It is difficult to convey in words simply how many rules were constantly developing in Soviet filmmaking. Directing was a minefield, simultaneously discovering how film should relate to history, people, and leaders and being chastised for doing it incorrectly. The restrictions were astonishing and the fact that Eisenstein was able to produce such art while handcuffed to such regulation is a testament to his temperament. He would eventually abandon the use of typage for professional actors after the failures of “October” and his next feature, “The Old and the New.” As an aside, the casting of the latter became incredibly problematic in its use of peasant girls. They became convinced after a day of shooting that the camera was capable of seeing through their clothes, though they were eventually convinced otherwise.
Sergei Eisenstein vs Andre Bazin Essay - 1230 Words

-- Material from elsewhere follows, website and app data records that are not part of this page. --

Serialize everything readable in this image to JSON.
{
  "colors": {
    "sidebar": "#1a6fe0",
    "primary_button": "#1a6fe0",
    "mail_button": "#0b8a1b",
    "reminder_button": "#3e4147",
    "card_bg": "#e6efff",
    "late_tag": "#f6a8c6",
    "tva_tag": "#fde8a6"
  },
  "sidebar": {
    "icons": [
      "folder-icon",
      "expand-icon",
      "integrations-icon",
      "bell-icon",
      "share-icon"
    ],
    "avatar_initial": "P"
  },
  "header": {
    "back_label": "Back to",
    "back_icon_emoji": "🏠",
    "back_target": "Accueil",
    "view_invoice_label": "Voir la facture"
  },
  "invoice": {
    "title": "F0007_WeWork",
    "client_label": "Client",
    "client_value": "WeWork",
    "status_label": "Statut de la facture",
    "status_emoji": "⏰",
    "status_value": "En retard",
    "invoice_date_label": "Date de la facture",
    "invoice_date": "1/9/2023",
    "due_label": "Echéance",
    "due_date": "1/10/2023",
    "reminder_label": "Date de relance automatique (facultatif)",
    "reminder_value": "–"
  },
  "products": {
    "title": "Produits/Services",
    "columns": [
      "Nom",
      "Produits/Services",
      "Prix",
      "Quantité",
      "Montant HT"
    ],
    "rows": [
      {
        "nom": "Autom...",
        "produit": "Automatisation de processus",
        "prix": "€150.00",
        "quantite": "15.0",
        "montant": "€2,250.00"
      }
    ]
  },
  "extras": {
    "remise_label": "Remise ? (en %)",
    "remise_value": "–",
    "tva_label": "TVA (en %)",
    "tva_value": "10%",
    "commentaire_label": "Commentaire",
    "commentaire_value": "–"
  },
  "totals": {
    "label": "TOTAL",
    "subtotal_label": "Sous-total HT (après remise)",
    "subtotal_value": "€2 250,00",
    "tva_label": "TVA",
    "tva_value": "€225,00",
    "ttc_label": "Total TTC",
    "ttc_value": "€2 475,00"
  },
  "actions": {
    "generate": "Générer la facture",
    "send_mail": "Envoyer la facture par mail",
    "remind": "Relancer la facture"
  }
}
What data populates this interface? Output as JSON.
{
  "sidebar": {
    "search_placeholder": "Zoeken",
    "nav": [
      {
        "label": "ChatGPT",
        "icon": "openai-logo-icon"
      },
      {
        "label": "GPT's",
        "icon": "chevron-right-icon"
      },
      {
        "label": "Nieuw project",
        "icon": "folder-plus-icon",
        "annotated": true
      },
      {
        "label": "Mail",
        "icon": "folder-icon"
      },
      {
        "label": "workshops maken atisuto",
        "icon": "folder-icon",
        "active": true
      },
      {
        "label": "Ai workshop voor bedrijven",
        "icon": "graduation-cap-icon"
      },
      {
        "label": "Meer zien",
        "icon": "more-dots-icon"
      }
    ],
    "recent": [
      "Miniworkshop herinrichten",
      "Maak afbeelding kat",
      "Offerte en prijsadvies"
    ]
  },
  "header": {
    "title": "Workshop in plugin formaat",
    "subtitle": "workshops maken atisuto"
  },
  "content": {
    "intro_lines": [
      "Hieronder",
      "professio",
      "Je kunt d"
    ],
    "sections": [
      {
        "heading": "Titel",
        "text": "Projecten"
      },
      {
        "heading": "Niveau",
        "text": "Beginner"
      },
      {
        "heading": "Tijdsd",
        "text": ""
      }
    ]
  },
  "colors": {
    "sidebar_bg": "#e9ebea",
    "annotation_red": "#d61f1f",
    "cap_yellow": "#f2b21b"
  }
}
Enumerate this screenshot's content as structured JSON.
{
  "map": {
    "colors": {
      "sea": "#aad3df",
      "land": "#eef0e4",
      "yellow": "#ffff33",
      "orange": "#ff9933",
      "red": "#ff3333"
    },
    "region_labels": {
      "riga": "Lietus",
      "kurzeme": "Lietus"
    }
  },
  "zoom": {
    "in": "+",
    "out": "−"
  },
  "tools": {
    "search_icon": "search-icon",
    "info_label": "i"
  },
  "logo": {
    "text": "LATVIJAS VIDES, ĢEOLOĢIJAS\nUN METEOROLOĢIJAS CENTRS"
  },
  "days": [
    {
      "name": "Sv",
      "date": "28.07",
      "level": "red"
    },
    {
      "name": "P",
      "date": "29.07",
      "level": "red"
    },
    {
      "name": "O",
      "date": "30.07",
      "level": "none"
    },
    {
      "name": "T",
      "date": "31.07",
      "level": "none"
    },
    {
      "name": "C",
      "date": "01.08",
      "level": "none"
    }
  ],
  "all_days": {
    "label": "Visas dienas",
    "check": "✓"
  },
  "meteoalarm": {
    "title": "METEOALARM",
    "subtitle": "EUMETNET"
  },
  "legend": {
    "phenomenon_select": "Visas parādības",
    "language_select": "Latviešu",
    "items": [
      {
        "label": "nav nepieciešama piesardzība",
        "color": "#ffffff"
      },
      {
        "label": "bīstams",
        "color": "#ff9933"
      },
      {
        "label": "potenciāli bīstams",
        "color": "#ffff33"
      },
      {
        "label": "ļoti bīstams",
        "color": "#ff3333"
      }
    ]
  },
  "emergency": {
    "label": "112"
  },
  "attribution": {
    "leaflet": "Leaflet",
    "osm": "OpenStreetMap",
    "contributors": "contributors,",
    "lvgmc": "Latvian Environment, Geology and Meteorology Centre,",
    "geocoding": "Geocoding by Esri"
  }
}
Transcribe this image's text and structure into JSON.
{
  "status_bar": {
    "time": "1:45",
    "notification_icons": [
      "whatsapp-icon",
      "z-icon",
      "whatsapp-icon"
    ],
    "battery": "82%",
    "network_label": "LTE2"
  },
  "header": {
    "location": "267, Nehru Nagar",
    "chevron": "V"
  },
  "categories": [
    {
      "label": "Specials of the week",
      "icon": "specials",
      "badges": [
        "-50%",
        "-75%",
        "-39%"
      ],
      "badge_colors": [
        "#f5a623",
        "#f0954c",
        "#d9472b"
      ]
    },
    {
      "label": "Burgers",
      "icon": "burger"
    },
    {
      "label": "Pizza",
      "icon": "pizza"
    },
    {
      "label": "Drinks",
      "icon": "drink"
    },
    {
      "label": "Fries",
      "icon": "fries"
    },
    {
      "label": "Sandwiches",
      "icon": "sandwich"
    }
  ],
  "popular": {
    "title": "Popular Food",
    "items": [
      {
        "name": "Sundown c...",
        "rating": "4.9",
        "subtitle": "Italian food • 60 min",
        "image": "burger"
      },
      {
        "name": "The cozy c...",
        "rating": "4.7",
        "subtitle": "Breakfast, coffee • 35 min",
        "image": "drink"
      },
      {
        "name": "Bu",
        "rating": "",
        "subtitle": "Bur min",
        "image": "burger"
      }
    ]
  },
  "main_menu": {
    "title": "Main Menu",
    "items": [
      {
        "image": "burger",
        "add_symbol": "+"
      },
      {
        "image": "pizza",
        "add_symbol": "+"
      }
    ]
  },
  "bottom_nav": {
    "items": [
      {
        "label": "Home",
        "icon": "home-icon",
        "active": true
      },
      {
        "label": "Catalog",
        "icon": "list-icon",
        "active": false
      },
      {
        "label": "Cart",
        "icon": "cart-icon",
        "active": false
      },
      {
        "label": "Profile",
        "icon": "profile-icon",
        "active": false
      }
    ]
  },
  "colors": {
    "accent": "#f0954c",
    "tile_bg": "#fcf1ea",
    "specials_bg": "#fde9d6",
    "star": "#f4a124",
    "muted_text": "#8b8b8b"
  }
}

Like how potential prey must adapt in order to thwart predators, so too did Soviet filmmakers. The works of directors like Sergei Eisenstein had to fluctuate thematically and stylistically to adhere to new cultural demands and political policies. These artists fell under considerable scrutiny, altering their protagonists, stories, and dialectics as a result of oft-changing opinions of Soviet leaders. The Party controlled the artistic landscape and in turn these artists had to accommodate mercurial emotive responses to continue their practices. And in 1928, Eisenstein was met with his harshest criticism yet, upon the release of “October: Ten Days that Shook the World.”